- _Problem requirements_
The copy you return should hold every record below word for word and no images.

** Opening Supplied material block **

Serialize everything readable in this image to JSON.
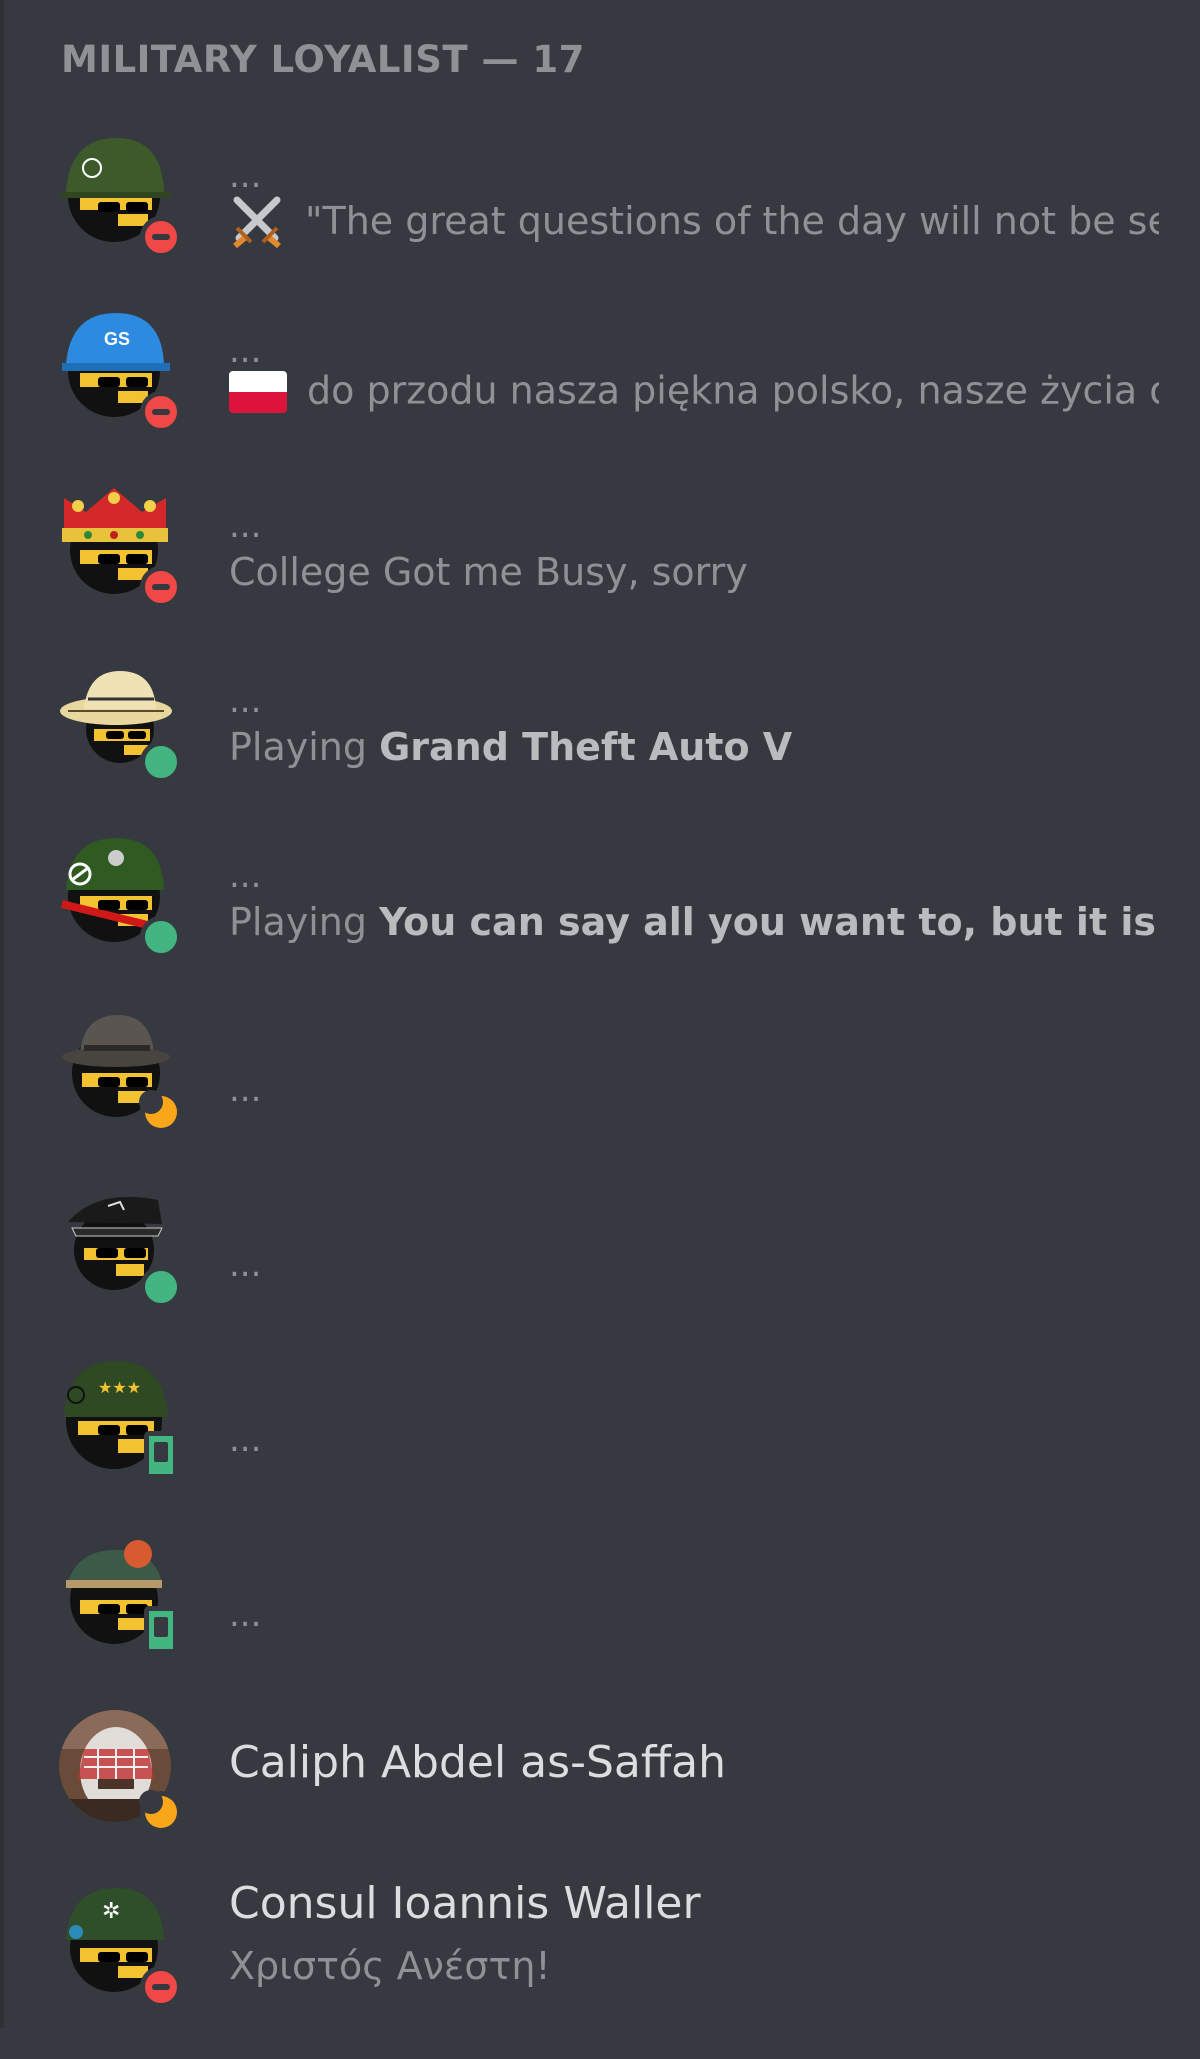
{
  "section": {
    "title": "MILITARY LOYALIST — 17"
  },
  "colors": {
    "background": "#36393f",
    "dnd": "#f04747",
    "online": "#43b581",
    "idle": "#faa61a",
    "muted_text": "#8e9297"
  },
  "members": [
    {
      "name": "...",
      "status": "dnd",
      "activity_icon": "crossed-swords-icon",
      "activity": "\"The great questions of the day will not be settl..."
    },
    {
      "name": "...",
      "status": "dnd",
      "activity_icon": "poland-flag-icon",
      "activity": "do przodu nasza piękna polsko, nasze życia od..."
    },
    {
      "name": "...",
      "status": "dnd",
      "activity": "College Got me Busy, sorry"
    },
    {
      "name": "...",
      "status": "online",
      "activity_prefix": "Playing",
      "activity_game": "Grand Theft Auto V"
    },
    {
      "name": "...",
      "status": "online",
      "activity_prefix": "Playing",
      "activity_game": "You can say all you want to, but it is action t..."
    },
    {
      "name": "...",
      "status": "idle"
    },
    {
      "name": "...",
      "status": "online"
    },
    {
      "name": "...",
      "status": "mobile"
    },
    {
      "name": "...",
      "status": "mobile"
    },
    {
      "name": "Caliph Abdel as-Saffah",
      "status": "idle"
    },
    {
      "name": "Consul Ioannis Waller",
      "status": "dnd",
      "activity": "Χριστός Ανέστη!"
    }
  ]
}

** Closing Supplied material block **

- _Answer box_
Serialize everything readable in this image to JSON.
{
  "section": {
    "title": "MILITARY LOYALIST — 17"
  },
  "colors": {
    "background": "#36393f",
    "dnd": "#f04747",
    "online": "#43b581",
    "idle": "#faa61a",
    "muted_text": "#8e9297"
  },
  "members": [
    {
      "name": "...",
      "status": "dnd",
      "activity_icon": "crossed-swords-icon",
      "activity": "\"The great questions of the day will not be settl..."
    },
    {
      "name": "...",
      "status": "dnd",
      "activity_icon": "poland-flag-icon",
      "activity": "do przodu nasza piękna polsko, nasze życia od..."
    },
    {
      "name": "...",
      "status": "dnd",
      "activity": "College Got me Busy, sorry"
    },
    {
      "name": "...",
      "status": "online",
      "activity_prefix": "Playing",
      "activity_game": "Grand Theft Auto V"
    },
    {
      "name": "...",
      "status": "online",
      "activity_prefix": "Playing",
      "activity_game": "You can say all you want to, but it is action t..."
    },
    {
      "name": "...",
      "status": "idle"
    },
    {
      "name": "...",
      "status": "online"
    },
    {
      "name": "...",
      "status": "mobile"
    },
    {
      "name": "...",
      "status": "mobile"
    },
    {
      "name": "Caliph Abdel as-Saffah",
      "status": "idle"
    },
    {
      "name": "Consul Ioannis Waller",
      "status": "dnd",
      "activity": "Χριστός Ανέστη!"
    }
  ]
}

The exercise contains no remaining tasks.